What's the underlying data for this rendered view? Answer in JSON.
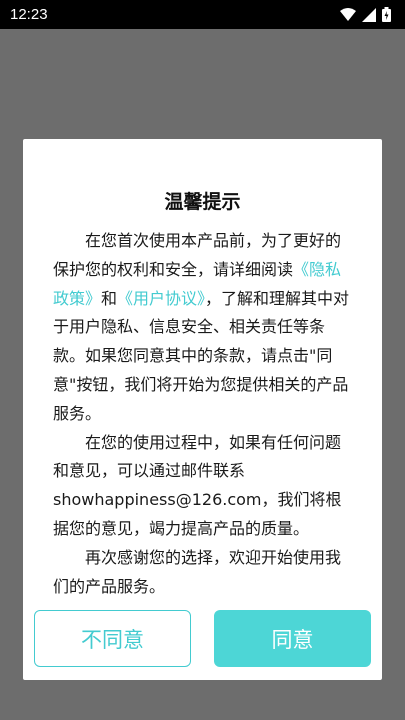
{
  "status_bar": {
    "time": "12:23",
    "icons": [
      "wifi-icon",
      "signal-icon",
      "battery-icon"
    ]
  },
  "dialog": {
    "title": "温馨提示",
    "paragraph1": {
      "text_a": "在您首次使用本产品前，为了更好的保护您的权利和安全，请详细阅读",
      "privacy_link": "《隐私政策》",
      "and": "和",
      "user_link": "《用户协议》",
      "text_b": "，了解和理解其中对于用户隐私、信息安全、相关责任等条款。如果您同意其中的条款，请点击\"同意\"按钮，我们将开始为您提供相关的产品服务。"
    },
    "paragraph2": "在您的使用过程中，如果有任何问题和意见，可以通过邮件联系showhappiness@126.com，我们将根据您的意见，竭力提高产品的质量。",
    "paragraph3": "再次感谢您的选择，欢迎开始使用我们的产品服务。",
    "decline_label": "不同意",
    "agree_label": "同意"
  },
  "colors": {
    "accent": "#43cbd0",
    "agree_bg": "#4dd6d6",
    "scrim": "#6d6d6d",
    "status_bar": "#000000"
  }
}
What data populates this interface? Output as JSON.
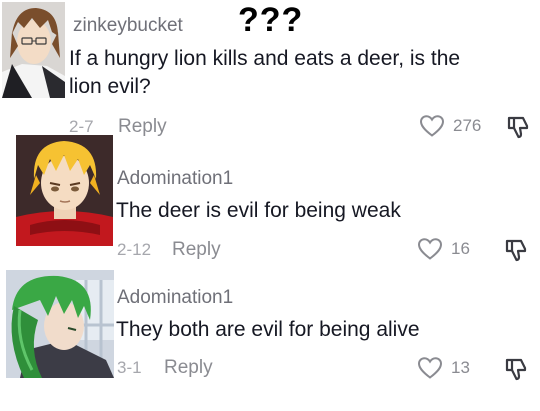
{
  "annotation": "???",
  "comments": [
    {
      "username": "zinkeybucket",
      "text_line1": "If a hungry lion kills and eats a deer, is the",
      "text_line2": "lion evil?",
      "date": "2-7",
      "reply_label": "Reply",
      "likes": "276",
      "avatar_icon": "brown-hair-anime-boy-avatar"
    },
    {
      "username": "Adomination1",
      "text": "The deer is evil for being weak",
      "date": "2-12",
      "reply_label": "Reply",
      "likes": "16",
      "avatar_icon": "blonde-anime-boy-avatar"
    },
    {
      "username": "Adomination1",
      "text": "They both are evil for being alive",
      "date": "3-1",
      "reply_label": "Reply",
      "likes": "13",
      "avatar_icon": "green-hair-anime-avatar"
    }
  ],
  "colors": {
    "text": "#161823",
    "muted": "#8a8b91",
    "username": "#6f7078"
  }
}
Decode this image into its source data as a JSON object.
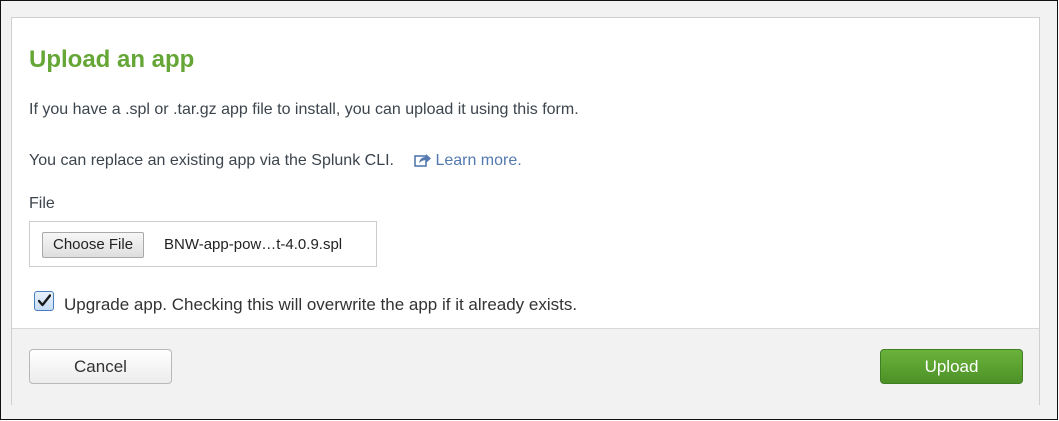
{
  "dialog": {
    "title": "Upload an app",
    "intro_text": "If you have a .spl or .tar.gz app file to install, you can upload it using this form.",
    "cli_text": "You can replace an existing app via the Splunk CLI.",
    "learn_more_label": "Learn more.",
    "learn_more_icon": "external-link-icon",
    "accent_color": "#65a637",
    "link_color": "#5379af"
  },
  "file_field": {
    "label": "File",
    "choose_button_label": "Choose File",
    "selected_file": "BNW-app-pow…t-4.0.9.spl"
  },
  "upgrade_option": {
    "checked": true,
    "label": "Upgrade app. Checking this will overwrite the app if it already exists."
  },
  "footer": {
    "cancel_label": "Cancel",
    "upload_label": "Upload",
    "upload_color": "#5ca332"
  }
}
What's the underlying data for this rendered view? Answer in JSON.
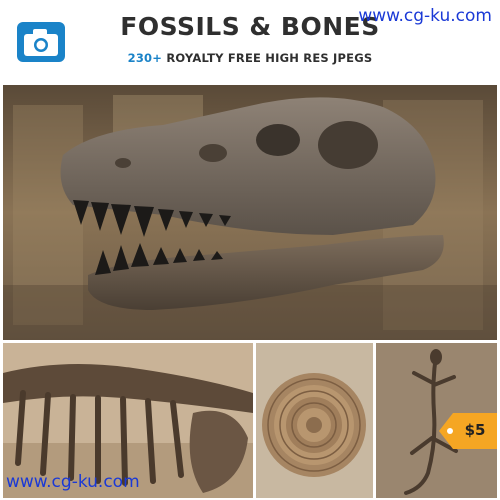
{
  "header": {
    "title": "FOSSILS & BONES",
    "subtitle_count": "230+",
    "subtitle_rest": " ROYALTY FREE HIGH RES JPEGS",
    "icon": "camera-icon"
  },
  "watermarks": {
    "top": "www.cg-ku.com",
    "bottom": "www.cg-ku.com"
  },
  "price": {
    "label": "$5"
  },
  "images": [
    {
      "name": "t-rex skull",
      "icon": "t-rex-skull-image"
    },
    {
      "name": "dinosaur skeleton",
      "icon": "skeleton-image"
    },
    {
      "name": "ammonite",
      "icon": "ammonite-image"
    },
    {
      "name": "lizard fossil",
      "icon": "lizard-fossil-image"
    }
  ],
  "colors": {
    "accent": "#1a83c8",
    "watermark": "#1a39d6",
    "price_tag": "#f5a623"
  }
}
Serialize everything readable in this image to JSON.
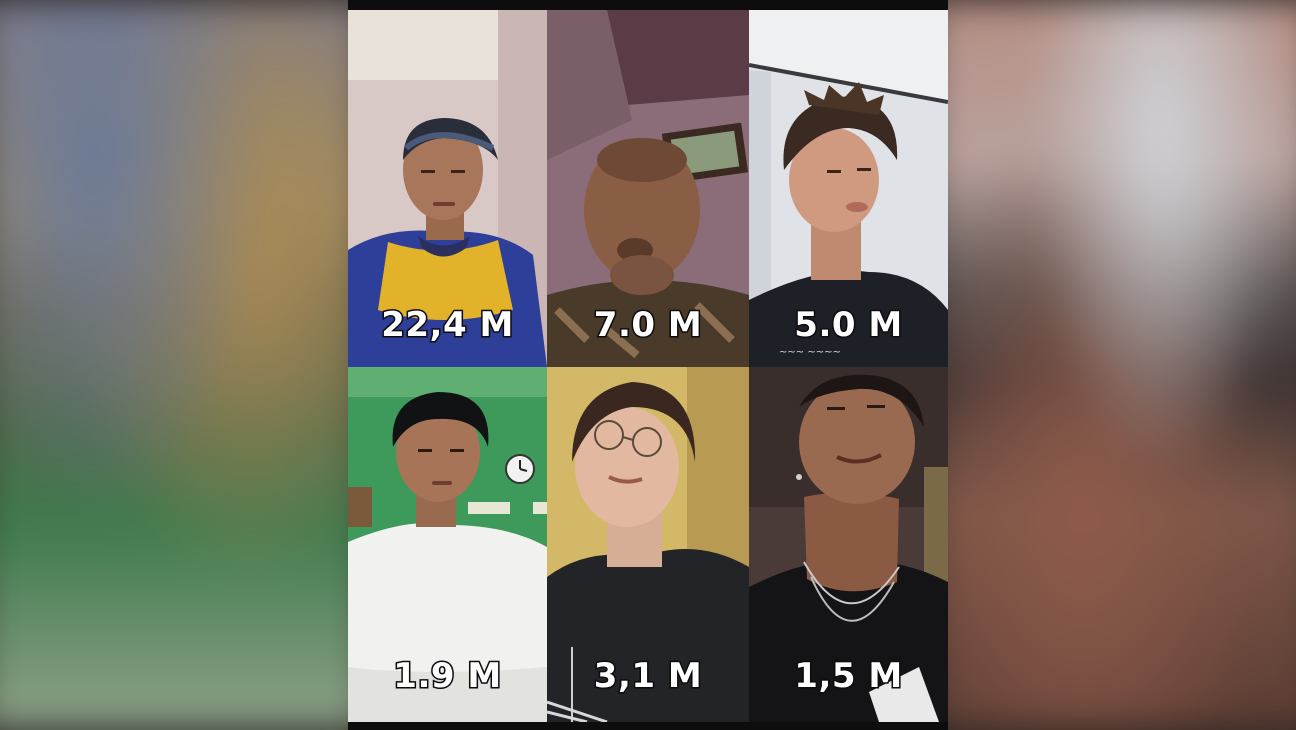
{
  "tiles": [
    {
      "label": "22,4 M"
    },
    {
      "label": "7.0 M"
    },
    {
      "label": "5.0 M"
    },
    {
      "label": "1.9 M"
    },
    {
      "label": "3,1 M"
    },
    {
      "label": "1,5 M"
    }
  ],
  "colors": {
    "label_text": "#ffffff",
    "label_outline": "#111111",
    "frame": "#0d0d0d"
  }
}
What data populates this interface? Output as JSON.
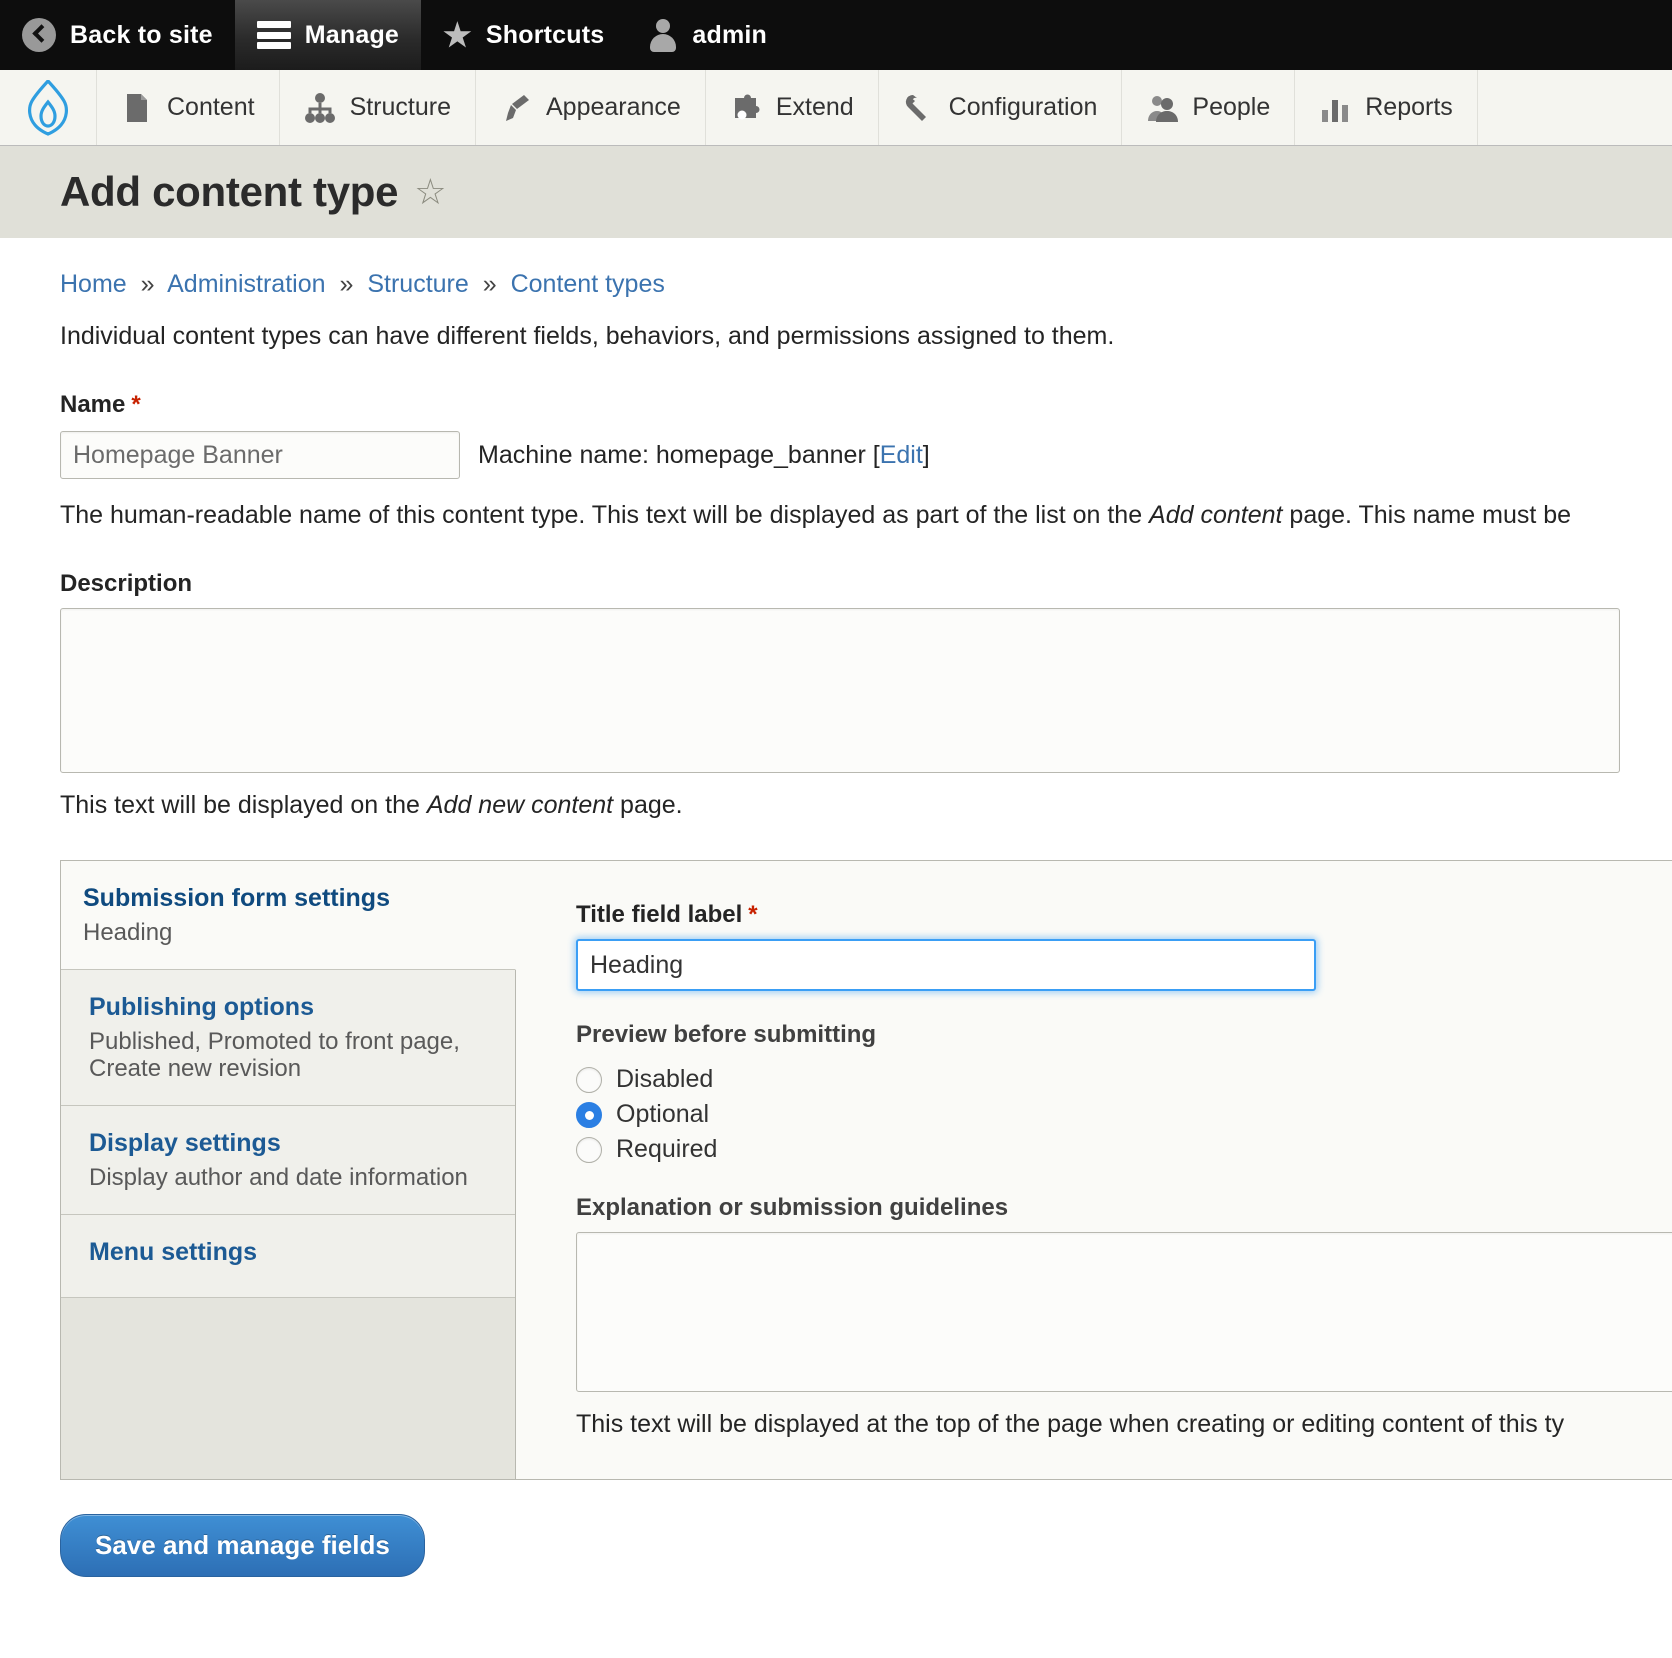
{
  "toolbar": {
    "back_to_site": "Back to site",
    "manage": "Manage",
    "shortcuts": "Shortcuts",
    "account": "admin"
  },
  "admin_menu": {
    "items": [
      {
        "label": "Content",
        "icon": "file-icon"
      },
      {
        "label": "Structure",
        "icon": "sitemap-icon"
      },
      {
        "label": "Appearance",
        "icon": "paintbrush-icon"
      },
      {
        "label": "Extend",
        "icon": "puzzle-icon"
      },
      {
        "label": "Configuration",
        "icon": "wrench-icon"
      },
      {
        "label": "People",
        "icon": "people-icon"
      },
      {
        "label": "Reports",
        "icon": "bar-chart-icon"
      }
    ]
  },
  "page": {
    "title": "Add content type",
    "breadcrumb": [
      "Home",
      "Administration",
      "Structure",
      "Content types"
    ],
    "breadcrumb_separator": "»",
    "intro": "Individual content types can have different fields, behaviors, and permissions assigned to them."
  },
  "form": {
    "name": {
      "label": "Name",
      "required_mark": "*",
      "value": "Homepage Banner",
      "placeholder": "",
      "machine_name_prefix": "Machine name: ",
      "machine_name": "homepage_banner",
      "machine_name_edit": "Edit",
      "machine_name_open": " [",
      "machine_name_close": "]",
      "help_pre": "The human-readable name of this content type. This text will be displayed as part of the list on the ",
      "help_em": "Add content",
      "help_post": " page. This name must be"
    },
    "description": {
      "label": "Description",
      "value": "",
      "placeholder": "",
      "help_pre": "This text will be displayed on the ",
      "help_em": "Add new content",
      "help_post": " page."
    },
    "submit_label": "Save and manage fields"
  },
  "vertical_tabs": {
    "items": [
      {
        "title": "Submission form settings",
        "summary": "Heading",
        "selected": true
      },
      {
        "title": "Publishing options",
        "summary": "Published, Promoted to front page, Create new revision",
        "selected": false
      },
      {
        "title": "Display settings",
        "summary": "Display author and date information",
        "selected": false
      },
      {
        "title": "Menu settings",
        "summary": "",
        "selected": false
      }
    ],
    "pane": {
      "title_field_label": "Title field label",
      "title_field_required": "*",
      "title_field_value": "Heading",
      "preview_label": "Preview before submitting",
      "preview_options": [
        {
          "label": "Disabled",
          "selected": false
        },
        {
          "label": "Optional",
          "selected": true
        },
        {
          "label": "Required",
          "selected": false
        }
      ],
      "explanation_label": "Explanation or submission guidelines",
      "explanation_value": "",
      "explanation_help": "This text will be displayed at the top of the page when creating or editing content of this ty"
    }
  },
  "colors": {
    "toolbar_bg": "#0d0d0d",
    "menu_bg": "#f5f5f0",
    "title_bar_bg": "#e0e0d8",
    "link": "#3b73af",
    "tab_link": "#1c5a94",
    "required": "#c72100",
    "accent_focus": "#3a9ef5",
    "radio_selected": "#2b7fe3",
    "button": "#2d6fb5",
    "drupal_blue": "#2f9ee0"
  }
}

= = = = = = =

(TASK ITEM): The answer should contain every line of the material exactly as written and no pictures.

(REPLY):
What's the underlying data for this rendered view? Answer in JSON.
{
  "status_bar": {
    "time": "12:23",
    "icons": [
      "wifi-icon",
      "signal-icon",
      "battery-icon"
    ]
  },
  "dialog": {
    "title": "温馨提示",
    "paragraph1": {
      "text_a": "在您首次使用本产品前，为了更好的保护您的权利和安全，请详细阅读",
      "privacy_link": "《隐私政策》",
      "and": "和",
      "user_link": "《用户协议》",
      "text_b": "，了解和理解其中对于用户隐私、信息安全、相关责任等条款。如果您同意其中的条款，请点击\"同意\"按钮，我们将开始为您提供相关的产品服务。"
    },
    "paragraph2": "在您的使用过程中，如果有任何问题和意见，可以通过邮件联系showhappiness@126.com，我们将根据您的意见，竭力提高产品的质量。",
    "paragraph3": "再次感谢您的选择，欢迎开始使用我们的产品服务。",
    "decline_label": "不同意",
    "agree_label": "同意"
  },
  "colors": {
    "accent": "#43cbd0",
    "agree_bg": "#4dd6d6",
    "scrim": "#6d6d6d",
    "status_bar": "#000000"
  }
}
What data populates this interface? Output as JSON.
{
  "annotation": "???",
  "comments": [
    {
      "username": "zinkeybucket",
      "text_line1": "If a hungry lion kills and eats a deer, is the",
      "text_line2": "lion evil?",
      "date": "2-7",
      "reply_label": "Reply",
      "likes": "276",
      "avatar_icon": "brown-hair-anime-boy-avatar"
    },
    {
      "username": "Adomination1",
      "text": "The deer is evil for being weak",
      "date": "2-12",
      "reply_label": "Reply",
      "likes": "16",
      "avatar_icon": "blonde-anime-boy-avatar"
    },
    {
      "username": "Adomination1",
      "text": "They both are evil for being alive",
      "date": "3-1",
      "reply_label": "Reply",
      "likes": "13",
      "avatar_icon": "green-hair-anime-avatar"
    }
  ],
  "colors": {
    "text": "#161823",
    "muted": "#8a8b91",
    "username": "#6f7078"
  }
}
Decode this image into its source data as a JSON object.
{
  "dialog": {
    "title": "Upload an app",
    "intro_text": "If you have a .spl or .tar.gz app file to install, you can upload it using this form.",
    "cli_text": "You can replace an existing app via the Splunk CLI.",
    "learn_more_label": "Learn more.",
    "learn_more_icon": "external-link-icon",
    "accent_color": "#65a637",
    "link_color": "#5379af"
  },
  "file_field": {
    "label": "File",
    "choose_button_label": "Choose File",
    "selected_file": "BNW-app-pow…t-4.0.9.spl"
  },
  "upgrade_option": {
    "checked": true,
    "label": "Upgrade app. Checking this will overwrite the app if it already exists."
  },
  "footer": {
    "cancel_label": "Cancel",
    "upload_label": "Upload",
    "upload_color": "#5ca332"
  }
}
What's the underlying data for this rendered view? Answer in JSON.
{
  "header": {
    "title": "FOSSILS & BONES",
    "subtitle_count": "230+",
    "subtitle_rest": " ROYALTY FREE HIGH RES JPEGS",
    "icon": "camera-icon"
  },
  "watermarks": {
    "top": "www.cg-ku.com",
    "bottom": "www.cg-ku.com"
  },
  "price": {
    "label": "$5"
  },
  "images": [
    {
      "name": "t-rex skull",
      "icon": "t-rex-skull-image"
    },
    {
      "name": "dinosaur skeleton",
      "icon": "skeleton-image"
    },
    {
      "name": "ammonite",
      "icon": "ammonite-image"
    },
    {
      "name": "lizard fossil",
      "icon": "lizard-fossil-image"
    }
  ],
  "colors": {
    "accent": "#1a83c8",
    "watermark": "#1a39d6",
    "price_tag": "#f5a623"
  }
}
Serialize everything readable in this image to JSON.
{
  "tiles": [
    {
      "label": "22,4 M"
    },
    {
      "label": "7.0 M"
    },
    {
      "label": "5.0 M"
    },
    {
      "label": "1.9 M"
    },
    {
      "label": "3,1 M"
    },
    {
      "label": "1,5 M"
    }
  ],
  "colors": {
    "label_text": "#ffffff",
    "label_outline": "#111111",
    "frame": "#0d0d0d"
  }
}
What data populates this interface? Output as JSON.
{
  "toolbar": {
    "back_to_site": "Back to site",
    "manage": "Manage",
    "shortcuts": "Shortcuts",
    "account": "admin"
  },
  "admin_menu": {
    "items": [
      {
        "label": "Content",
        "icon": "file-icon"
      },
      {
        "label": "Structure",
        "icon": "sitemap-icon"
      },
      {
        "label": "Appearance",
        "icon": "paintbrush-icon"
      },
      {
        "label": "Extend",
        "icon": "puzzle-icon"
      },
      {
        "label": "Configuration",
        "icon": "wrench-icon"
      },
      {
        "label": "People",
        "icon": "people-icon"
      },
      {
        "label": "Reports",
        "icon": "bar-chart-icon"
      }
    ]
  },
  "page": {
    "title": "Add content type",
    "breadcrumb": [
      "Home",
      "Administration",
      "Structure",
      "Content types"
    ],
    "breadcrumb_separator": "»",
    "intro": "Individual content types can have different fields, behaviors, and permissions assigned to them."
  },
  "form": {
    "name": {
      "label": "Name",
      "required_mark": "*",
      "value": "Homepage Banner",
      "placeholder": "",
      "machine_name_prefix": "Machine name: ",
      "machine_name": "homepage_banner",
      "machine_name_edit": "Edit",
      "machine_name_open": " [",
      "machine_name_close": "]",
      "help_pre": "The human-readable name of this content type. This text will be displayed as part of the list on the ",
      "help_em": "Add content",
      "help_post": " page. This name must be"
    },
    "description": {
      "label": "Description",
      "value": "",
      "placeholder": "",
      "help_pre": "This text will be displayed on the ",
      "help_em": "Add new content",
      "help_post": " page."
    },
    "submit_label": "Save and manage fields"
  },
  "vertical_tabs": {
    "items": [
      {
        "title": "Submission form settings",
        "summary": "Heading",
        "selected": true
      },
      {
        "title": "Publishing options",
        "summary": "Published, Promoted to front page, Create new revision",
        "selected": false
      },
      {
        "title": "Display settings",
        "summary": "Display author and date information",
        "selected": false
      },
      {
        "title": "Menu settings",
        "summary": "",
        "selected": false
      }
    ],
    "pane": {
      "title_field_label": "Title field label",
      "title_field_required": "*",
      "title_field_value": "Heading",
      "preview_label": "Preview before submitting",
      "preview_options": [
        {
          "label": "Disabled",
          "selected": false
        },
        {
          "label": "Optional",
          "selected": true
        },
        {
          "label": "Required",
          "selected": false
        }
      ],
      "explanation_label": "Explanation or submission guidelines",
      "explanation_value": "",
      "explanation_help": "This text will be displayed at the top of the page when creating or editing content of this ty"
    }
  },
  "colors": {
    "toolbar_bg": "#0d0d0d",
    "menu_bg": "#f5f5f0",
    "title_bar_bg": "#e0e0d8",
    "link": "#3b73af",
    "tab_link": "#1c5a94",
    "required": "#c72100",
    "accent_focus": "#3a9ef5",
    "radio_selected": "#2b7fe3",
    "button": "#2d6fb5",
    "drupal_blue": "#2f9ee0"
  }
}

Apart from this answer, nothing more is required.